With the Penguins on the power play, Crosby skated into the zone and fed Malkin before darting to the far post, leaving Wild forward Jason Zucker with an unenviable choice. Zucker could either stick with Crosby or try to slow down Malkin streaking down the middle. Zucker opted to shadow Crosby, giving Malkin all the room he needed to tap in Bryan Rust‘s centering pass.

”Every player is important here in locker room but Sid is captain,” Malkin said. ”We know how important again, like he is our leader. He’s great player, great teammate. … Power play is better. We’re lucky he’s back.”

And determined not to backslide into the old habits that have crept in at times since their last championship parade. Asked if Crosby’s return means the Penguins can start taking unnecessary chances knowing he is there to bail them out if necessary, McCann laughed.

”We can’t do that,” McCann said. ”We know we can’t go back to the way we started. We were a different team at the start of the year and now we’ve found our way and we know what we’ve got to do.”

Namely clear traffic in front of Jarry, an All-Star for the first time after supplanting (at least for now) Murray as the team’s top goaltender.
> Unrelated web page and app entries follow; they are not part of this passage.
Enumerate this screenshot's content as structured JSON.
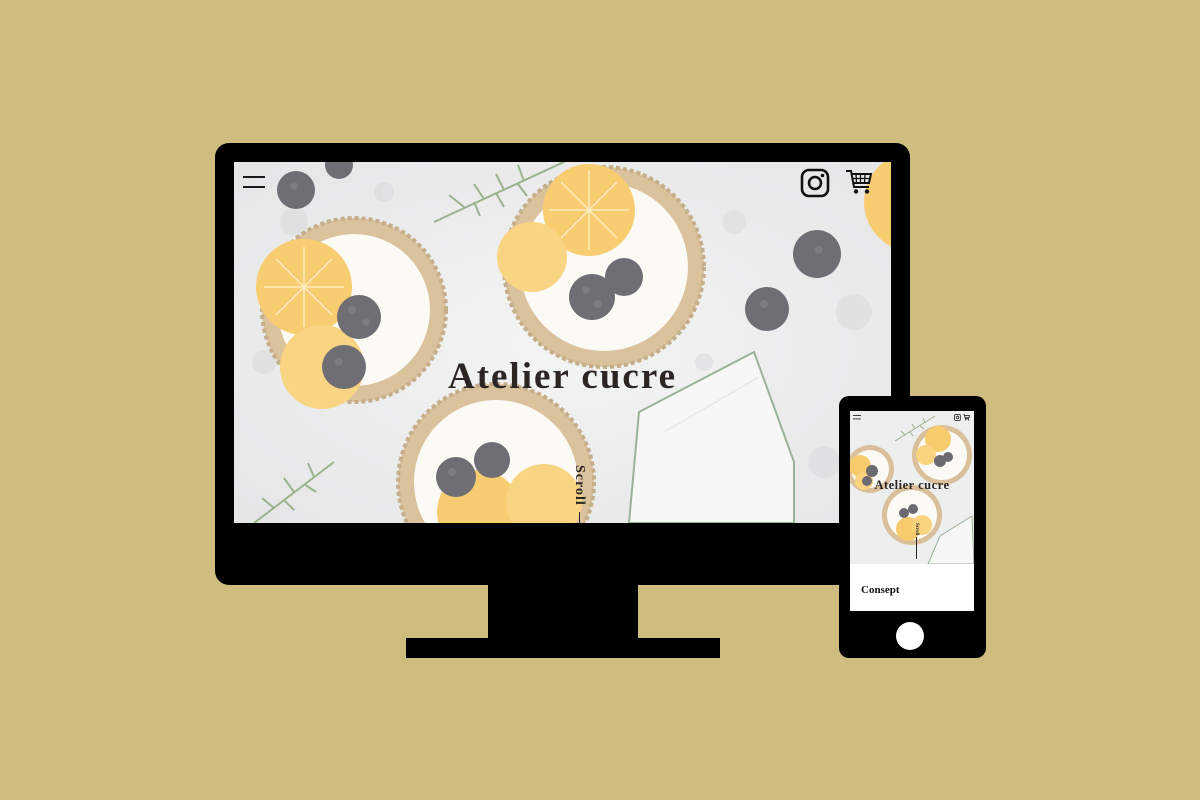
{
  "site": {
    "title": "Atelier cucre",
    "scroll_label": "Scroll",
    "section_label": "Consept"
  },
  "icons": {
    "menu": "hamburger-menu-icon",
    "instagram": "instagram-icon",
    "cart": "shopping-cart-icon",
    "home": "home-button"
  },
  "colors": {
    "background": "#cfbd80",
    "device": "#000000",
    "text": "#2b2623",
    "orange": "#f5b52e",
    "berry": "#2c2a33"
  }
}
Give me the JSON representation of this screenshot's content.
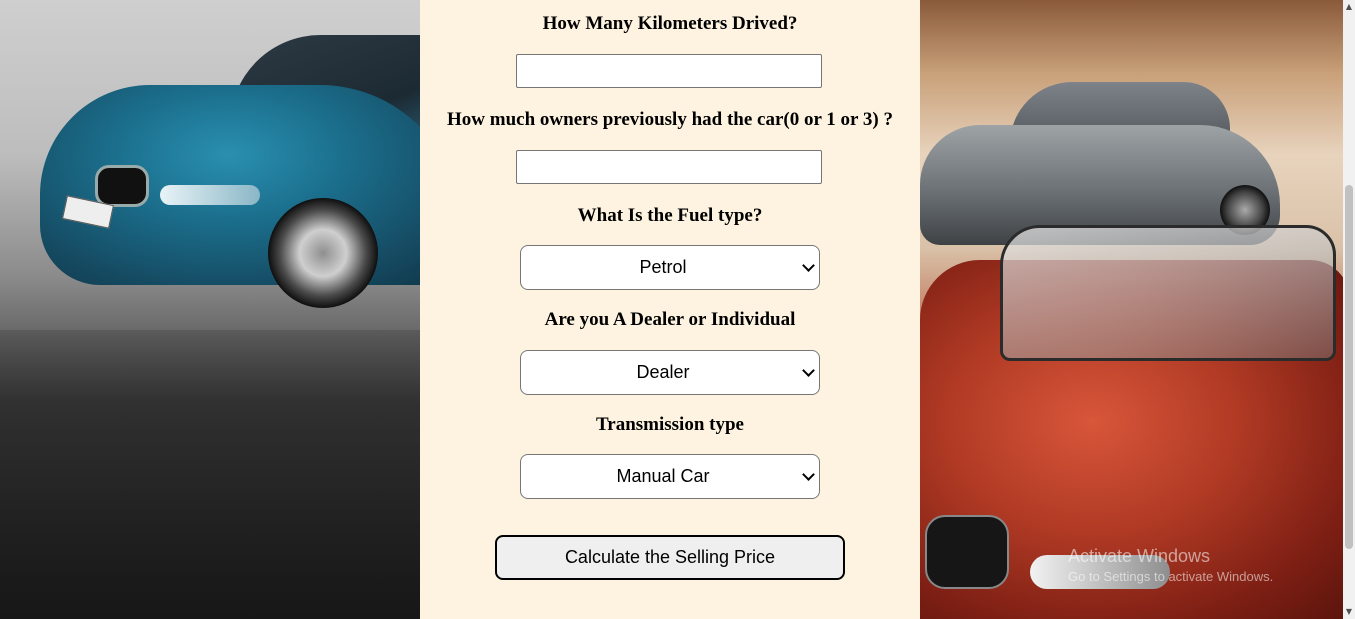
{
  "form": {
    "km_label": "How Many Kilometers Drived?",
    "km_value": "",
    "owners_label": "How much owners previously had the car(0 or 1 or 3) ?",
    "owners_value": "",
    "fuel_label": "What Is the Fuel type?",
    "fuel_selected": "Petrol",
    "seller_label": "Are you A Dealer or Individual",
    "seller_selected": "Dealer",
    "transmission_label": "Transmission type",
    "transmission_selected": "Manual Car",
    "submit_label": "Calculate the Selling Price"
  },
  "watermark": {
    "title": "Activate Windows",
    "subtitle": "Go to Settings to activate Windows."
  },
  "colors": {
    "panel_bg": "#fdf3e0",
    "button_bg": "#efefef"
  },
  "icons": {
    "select_arrow": "chevron-down-icon",
    "scroll_up": "scroll-up-arrow-icon",
    "scroll_down": "scroll-down-arrow-icon"
  }
}
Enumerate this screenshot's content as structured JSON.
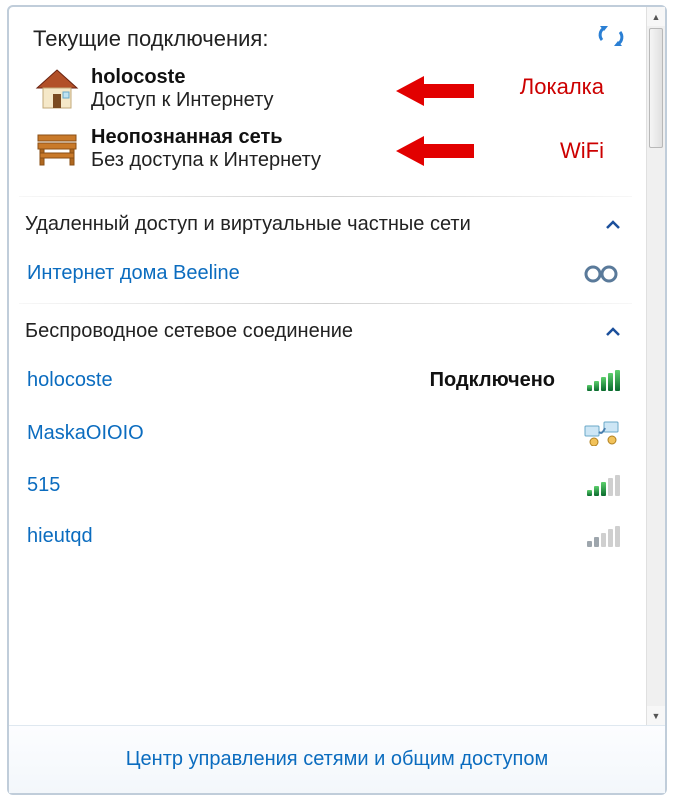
{
  "header": {
    "title": "Текущие подключения:"
  },
  "connections": [
    {
      "name": "holocoste",
      "status": "Доступ к Интернету",
      "annotation": "Локалка"
    },
    {
      "name": "Неопознанная сеть",
      "status": "Без доступа к Интернету",
      "annotation": "WiFi"
    }
  ],
  "sections": {
    "vpn_title": "Удаленный доступ и виртуальные частные сети",
    "vpn_item": "Интернет дома Beeline",
    "wireless_title": "Беспроводное сетевое соединение"
  },
  "wireless_networks": [
    {
      "name": "holocoste",
      "status": "Подключено",
      "strength": 5,
      "color": "green"
    },
    {
      "name": "MaskaOIOIO",
      "status": "",
      "strength": 0,
      "shared": true
    },
    {
      "name": "515",
      "status": "",
      "strength": 3,
      "color": "green"
    },
    {
      "name": "hieutqd",
      "status": "",
      "strength": 2,
      "color": "gray"
    }
  ],
  "footer": {
    "link": "Центр управления сетями и общим доступом"
  }
}
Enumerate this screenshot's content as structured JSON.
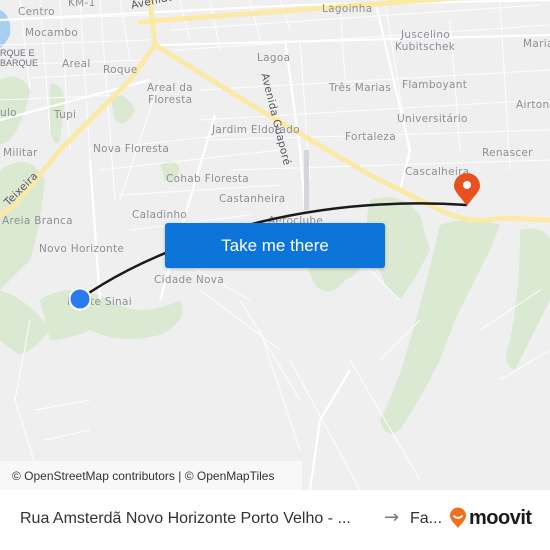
{
  "map": {
    "labels": {
      "km1": "KM-1",
      "centro": "Centro",
      "mocambo": "Mocambo",
      "parque1": "RQUE E",
      "parque2": "BARQUE",
      "areal": "Areal",
      "roque": "Roque",
      "areal_floresta1": "Areal da",
      "areal_floresta2": "Floresta",
      "lagoinha": "Lagoinha",
      "lagoa": "Lagoa",
      "juscelino1": "Juscelino",
      "juscelino2": "Kubitschek",
      "maria": "Maria",
      "tres_marias": "Três Marias",
      "flamboyant": "Flamboyant",
      "airton": "Airton",
      "universitario": "Universitário",
      "fortaleza": "Fortaleza",
      "renascer": "Renascer",
      "cascalheira": "Cascalheira",
      "ulo": "ulo",
      "tupi": "Tupi",
      "jardim_eldorado": "Jardim Eldorado",
      "militar": "Militar",
      "nova_floresta": "Nova Floresta",
      "cohab_floresta": "Cohab Floresta",
      "castanheira": "Castanheira",
      "caladinho": "Caladinho",
      "aeroclube": "Aeroclube",
      "areia_branca": "Areia Branca",
      "novo_horizonte": "Novo Horizonte",
      "cidade_nova": "Cidade Nova",
      "monte_sinai": "Monte Sinai"
    },
    "roads": {
      "amazonas": "Avenida Amazonas",
      "guapore": "Avenida Guaporé",
      "teixeira": "Teixeira"
    },
    "take_me_there": "Take me there",
    "attribution": "© OpenStreetMap contributors | © OpenMapTiles",
    "colors": {
      "origin": "#2b7bf0",
      "destination": "#e8501e",
      "route": "#1a1a1a",
      "button": "#0d74d9",
      "highway": "#fbe9a6",
      "park": "#dbe9d3"
    }
  },
  "footer": {
    "from": "Rua Amsterdã Novo Horizonte Porto Velho - ...",
    "arrow": "→",
    "to": "Fa...",
    "brand": "moovit",
    "brand_color": "#f46d1e"
  }
}
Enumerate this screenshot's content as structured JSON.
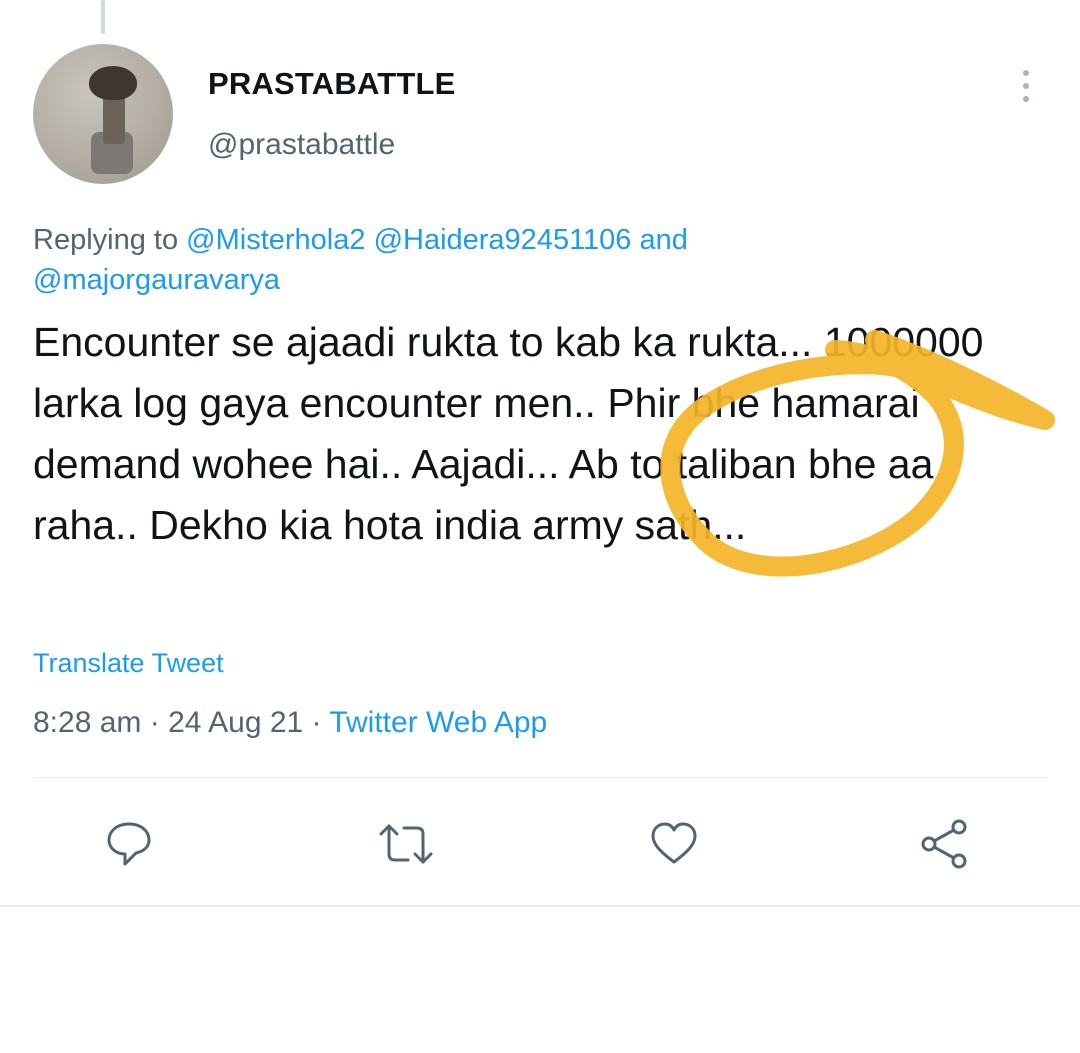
{
  "tweet": {
    "display_name": "PRASTABATTLE",
    "handle": "@prastabattle",
    "replying_label": "Replying to",
    "replying_mentions": [
      "@Misterhola2",
      "@Haidera92451106"
    ],
    "replying_and": "and",
    "replying_last": "@majorgauravarya",
    "text": "Encounter se ajaadi rukta to kab ka rukta... 1000000 larka log gaya encounter men.. Phir bhe hamarai demand wohee hai.. Aajadi... Ab to taliban bhe aa raha.. Dekho kia hota india army sath...",
    "translate_label": "Translate Tweet",
    "time": "8:28 am",
    "separator": " · ",
    "date": "24 Aug 21",
    "source": "Twitter Web App"
  },
  "icons": {
    "more": "more-vertical-icon",
    "reply": "reply-icon",
    "retweet": "retweet-icon",
    "like": "heart-icon",
    "share": "share-icon"
  },
  "colors": {
    "link": "#1d9bf0",
    "secondary_text": "#536471",
    "annotation": "#f3b427"
  }
}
The Wild generated few quality chances while the Penguins built a four-goal lead on Tuesday and after Minnesota drew within two early in the third, Pittsburgh responded almost immediately.

The final margin pushed the Penguins to the top spot in the NHL in goal differential, a testament to the focus they’ve brought on a regular basis. A lineup infused by new speedy, slick-skating arrivals like forward Brandon Tanev and John Marino has helped. Yet Pittsburgh’s surprising rise during Crosby’s extended layoff is due mostly to a shift in mindset and execution.

It’s a mindset Crosby stressed he has no plans to upset as he gears up for the grind ahead. Even after finishing with four points on a goal and three assists, he kept his eye on the bigger picture, channeling his inner Sullivan in the process.

”It’s going to get more difficult with every game, especially in the second half, things tend to tighten up,” Crosby said. ”We’re going to have to continue to make strides. But our work ethic and attention to detail has been pretty good throughout.”

The Penguins became diligent during Crosby’s long break. Having his familiar No. 87 back makes them dangerous.

”If we keep doing the things we’ve been doing, plus him,” Rust said, ”I think that just makes everything that much more exciting.”